* _Exercise_
Only the pictures should be dropped; copy the rest of the entries exactly.

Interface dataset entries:
⁂
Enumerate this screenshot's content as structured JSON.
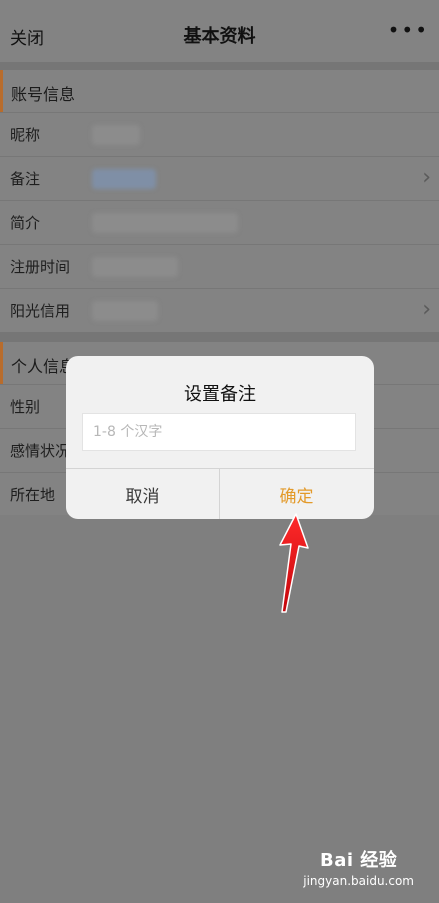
{
  "topbar": {
    "close_label": "关闭",
    "title": "基本资料",
    "more_icon": "more-dots-icon"
  },
  "account_section": {
    "header": "账号信息",
    "rows": [
      {
        "label": "昵称",
        "chevron": false
      },
      {
        "label": "备注",
        "chevron": true
      },
      {
        "label": "简介",
        "chevron": false
      },
      {
        "label": "注册时间",
        "chevron": false
      },
      {
        "label": "阳光信用",
        "chevron": true
      }
    ]
  },
  "personal_section": {
    "header": "个人信息",
    "rows": [
      {
        "label": "性别"
      },
      {
        "label": "感情状况"
      },
      {
        "label": "所在地"
      }
    ]
  },
  "dialog": {
    "title": "设置备注",
    "input_value": "",
    "input_placeholder": "1-8 个汉字",
    "cancel_label": "取消",
    "confirm_label": "确定"
  },
  "watermark": {
    "logo_text": "Bai 经验",
    "url": "jingyan.baidu.com"
  },
  "colors": {
    "confirm": "#e39a2a",
    "section_accent": "#b86c2c",
    "arrow": "#e8141c"
  }
}
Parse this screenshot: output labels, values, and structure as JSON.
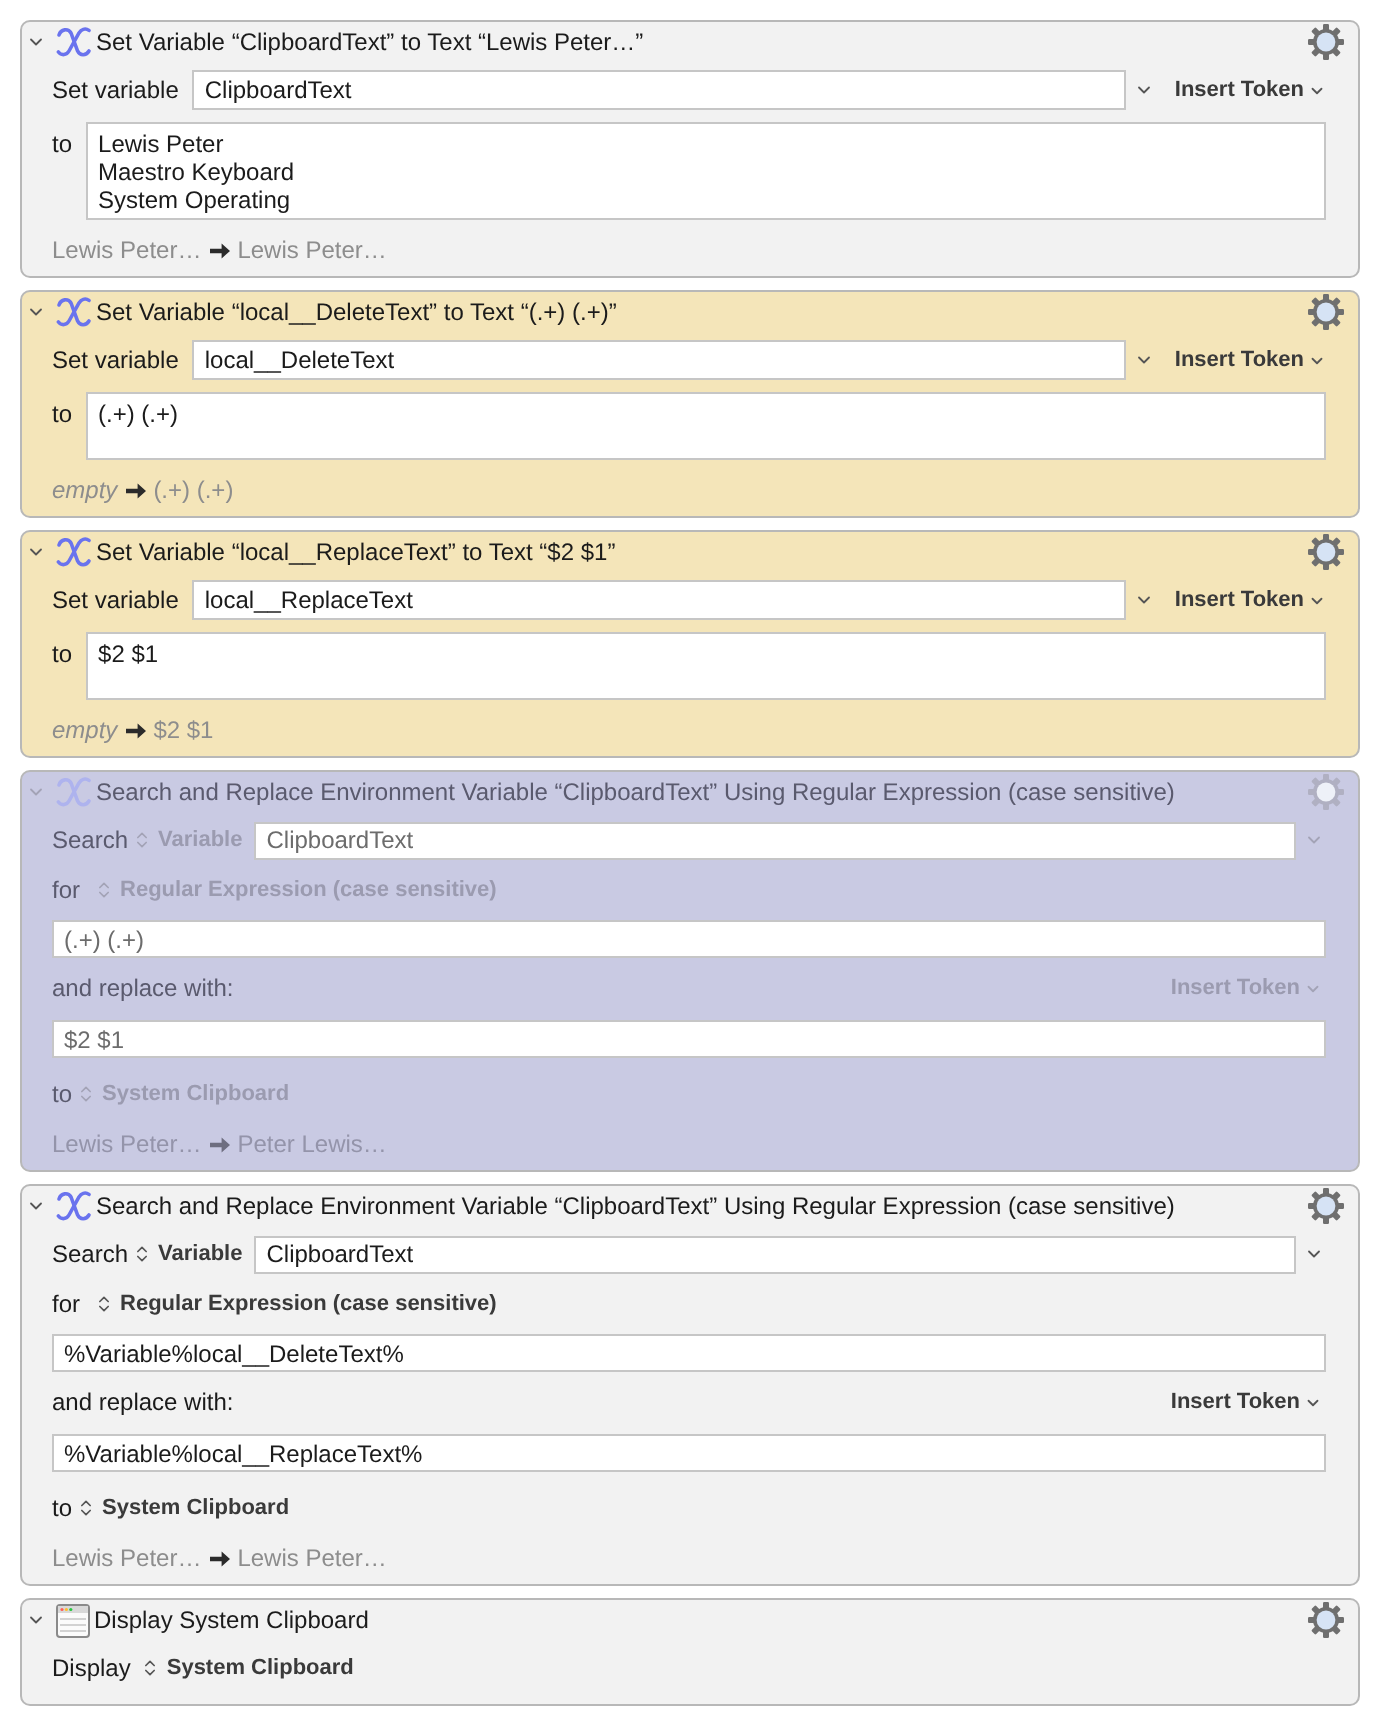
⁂
* _Expected answer_
Enumerate this screenshot's content as structured JSON.
{
  "topbar": {
    "close_label": "关闭",
    "title": "基本资料",
    "more_icon": "more-dots-icon"
  },
  "account_section": {
    "header": "账号信息",
    "rows": [
      {
        "label": "昵称",
        "chevron": false
      },
      {
        "label": "备注",
        "chevron": true
      },
      {
        "label": "简介",
        "chevron": false
      },
      {
        "label": "注册时间",
        "chevron": false
      },
      {
        "label": "阳光信用",
        "chevron": true
      }
    ]
  },
  "personal_section": {
    "header": "个人信息",
    "rows": [
      {
        "label": "性别"
      },
      {
        "label": "感情状况"
      },
      {
        "label": "所在地"
      }
    ]
  },
  "dialog": {
    "title": "设置备注",
    "input_value": "",
    "input_placeholder": "1-8 个汉字",
    "cancel_label": "取消",
    "confirm_label": "确定"
  },
  "watermark": {
    "logo_text": "Bai 经验",
    "url": "jingyan.baidu.com"
  },
  "colors": {
    "confirm": "#e39a2a",
    "section_accent": "#b86c2c",
    "arrow": "#e8141c"
  }
}
Parse this screenshot: output labels, values, and structure as JSON.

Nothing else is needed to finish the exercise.